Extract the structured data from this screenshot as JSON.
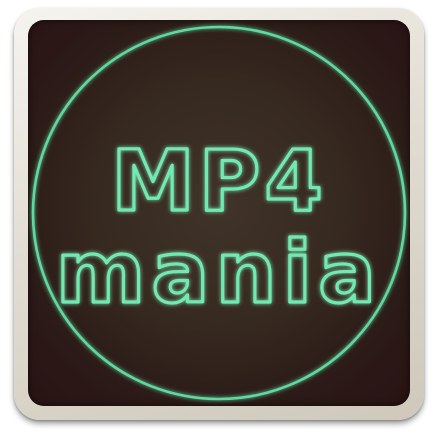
{
  "logo": {
    "line1": "MP4",
    "line2": "mania"
  },
  "colors": {
    "neon": "#73e8b0",
    "face": "#3a2d23",
    "face_edge": "#2a1314",
    "frame": "#e6e1d7"
  }
}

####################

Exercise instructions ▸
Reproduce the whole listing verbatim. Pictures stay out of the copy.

Reply ▸
Extract the structured data from this screenshot as JSON.
{
  "logo": {
    "line1": "MP4",
    "line2": "mania"
  },
  "colors": {
    "neon": "#73e8b0",
    "face": "#3a2d23",
    "face_edge": "#2a1314",
    "frame": "#e6e1d7"
  }
}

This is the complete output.